■ **Records excerpted from a collection**:
^^^^^^^^

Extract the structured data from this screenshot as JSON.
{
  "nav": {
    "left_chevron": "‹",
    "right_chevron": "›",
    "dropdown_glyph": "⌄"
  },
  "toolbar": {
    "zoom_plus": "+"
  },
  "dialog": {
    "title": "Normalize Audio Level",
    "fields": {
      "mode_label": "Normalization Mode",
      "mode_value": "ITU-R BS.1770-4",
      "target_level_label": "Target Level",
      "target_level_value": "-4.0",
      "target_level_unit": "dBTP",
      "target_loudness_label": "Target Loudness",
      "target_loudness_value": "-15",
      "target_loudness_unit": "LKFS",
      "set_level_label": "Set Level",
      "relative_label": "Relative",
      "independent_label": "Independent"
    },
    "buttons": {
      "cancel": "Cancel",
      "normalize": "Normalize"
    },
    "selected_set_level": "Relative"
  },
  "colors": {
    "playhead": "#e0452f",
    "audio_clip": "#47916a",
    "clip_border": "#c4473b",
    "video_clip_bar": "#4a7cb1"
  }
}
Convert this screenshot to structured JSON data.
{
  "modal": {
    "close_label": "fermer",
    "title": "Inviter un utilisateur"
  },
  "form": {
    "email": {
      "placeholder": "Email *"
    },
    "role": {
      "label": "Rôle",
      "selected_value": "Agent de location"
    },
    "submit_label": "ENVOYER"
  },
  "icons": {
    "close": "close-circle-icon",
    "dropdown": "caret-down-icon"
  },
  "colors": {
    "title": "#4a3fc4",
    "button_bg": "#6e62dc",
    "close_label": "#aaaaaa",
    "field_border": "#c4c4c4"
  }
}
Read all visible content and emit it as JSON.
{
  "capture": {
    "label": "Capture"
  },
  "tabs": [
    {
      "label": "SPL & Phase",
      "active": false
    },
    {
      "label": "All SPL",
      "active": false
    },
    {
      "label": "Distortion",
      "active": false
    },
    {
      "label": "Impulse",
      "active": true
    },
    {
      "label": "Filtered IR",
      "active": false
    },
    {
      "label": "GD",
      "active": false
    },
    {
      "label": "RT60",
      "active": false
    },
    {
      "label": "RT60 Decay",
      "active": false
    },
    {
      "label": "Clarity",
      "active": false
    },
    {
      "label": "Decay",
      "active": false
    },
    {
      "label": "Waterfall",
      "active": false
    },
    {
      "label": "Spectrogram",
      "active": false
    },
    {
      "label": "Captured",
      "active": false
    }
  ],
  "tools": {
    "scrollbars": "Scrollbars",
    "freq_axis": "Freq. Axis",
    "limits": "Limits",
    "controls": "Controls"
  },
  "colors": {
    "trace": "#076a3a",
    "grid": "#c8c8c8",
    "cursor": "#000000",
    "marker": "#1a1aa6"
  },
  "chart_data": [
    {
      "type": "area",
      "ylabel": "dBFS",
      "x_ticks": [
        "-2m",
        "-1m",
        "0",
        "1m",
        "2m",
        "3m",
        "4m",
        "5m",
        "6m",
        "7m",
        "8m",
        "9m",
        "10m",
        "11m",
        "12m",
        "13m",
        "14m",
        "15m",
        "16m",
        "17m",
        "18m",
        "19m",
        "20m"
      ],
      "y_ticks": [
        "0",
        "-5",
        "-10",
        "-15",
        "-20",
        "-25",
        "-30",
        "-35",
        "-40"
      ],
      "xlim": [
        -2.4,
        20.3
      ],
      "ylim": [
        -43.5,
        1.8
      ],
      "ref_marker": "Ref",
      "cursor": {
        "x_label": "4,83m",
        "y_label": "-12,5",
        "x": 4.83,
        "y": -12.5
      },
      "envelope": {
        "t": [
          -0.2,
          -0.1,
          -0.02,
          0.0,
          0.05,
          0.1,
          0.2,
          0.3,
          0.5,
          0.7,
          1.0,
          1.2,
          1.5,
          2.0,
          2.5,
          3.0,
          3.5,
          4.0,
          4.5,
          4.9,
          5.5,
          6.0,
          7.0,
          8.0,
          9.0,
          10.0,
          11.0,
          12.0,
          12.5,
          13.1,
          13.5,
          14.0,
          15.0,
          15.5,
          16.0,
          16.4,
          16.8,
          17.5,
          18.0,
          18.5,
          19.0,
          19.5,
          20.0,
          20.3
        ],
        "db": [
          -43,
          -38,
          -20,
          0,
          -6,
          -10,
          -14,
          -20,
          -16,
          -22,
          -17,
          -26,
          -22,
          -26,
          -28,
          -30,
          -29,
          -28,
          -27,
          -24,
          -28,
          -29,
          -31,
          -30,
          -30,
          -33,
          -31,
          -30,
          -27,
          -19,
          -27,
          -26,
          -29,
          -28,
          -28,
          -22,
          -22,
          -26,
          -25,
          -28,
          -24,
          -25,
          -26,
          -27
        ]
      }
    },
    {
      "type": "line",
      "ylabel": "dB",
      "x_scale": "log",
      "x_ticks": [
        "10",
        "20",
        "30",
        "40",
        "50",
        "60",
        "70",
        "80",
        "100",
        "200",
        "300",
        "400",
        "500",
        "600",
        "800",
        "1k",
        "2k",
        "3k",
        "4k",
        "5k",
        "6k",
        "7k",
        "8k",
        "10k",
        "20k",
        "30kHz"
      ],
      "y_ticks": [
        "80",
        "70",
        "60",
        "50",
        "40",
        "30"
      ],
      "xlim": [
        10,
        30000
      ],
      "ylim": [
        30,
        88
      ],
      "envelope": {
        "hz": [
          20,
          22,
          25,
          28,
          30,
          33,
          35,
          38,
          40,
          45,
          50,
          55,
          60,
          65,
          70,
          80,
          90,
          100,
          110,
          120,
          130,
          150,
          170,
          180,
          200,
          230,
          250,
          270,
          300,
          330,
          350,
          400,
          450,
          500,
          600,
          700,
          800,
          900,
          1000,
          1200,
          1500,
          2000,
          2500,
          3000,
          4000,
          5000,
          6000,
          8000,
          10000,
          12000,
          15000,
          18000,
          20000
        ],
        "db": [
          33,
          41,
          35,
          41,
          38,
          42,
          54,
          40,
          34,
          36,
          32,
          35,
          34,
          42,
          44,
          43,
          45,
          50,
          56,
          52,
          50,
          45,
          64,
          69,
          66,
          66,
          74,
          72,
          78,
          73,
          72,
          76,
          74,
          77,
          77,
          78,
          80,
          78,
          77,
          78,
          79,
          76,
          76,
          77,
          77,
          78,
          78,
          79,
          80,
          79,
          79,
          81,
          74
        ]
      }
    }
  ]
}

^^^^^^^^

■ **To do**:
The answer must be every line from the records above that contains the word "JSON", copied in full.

■ **Reply**:
Extract the structured data from this screenshot as JSON.
Convert this screenshot to structured JSON data.
Read all visible content and emit it as JSON.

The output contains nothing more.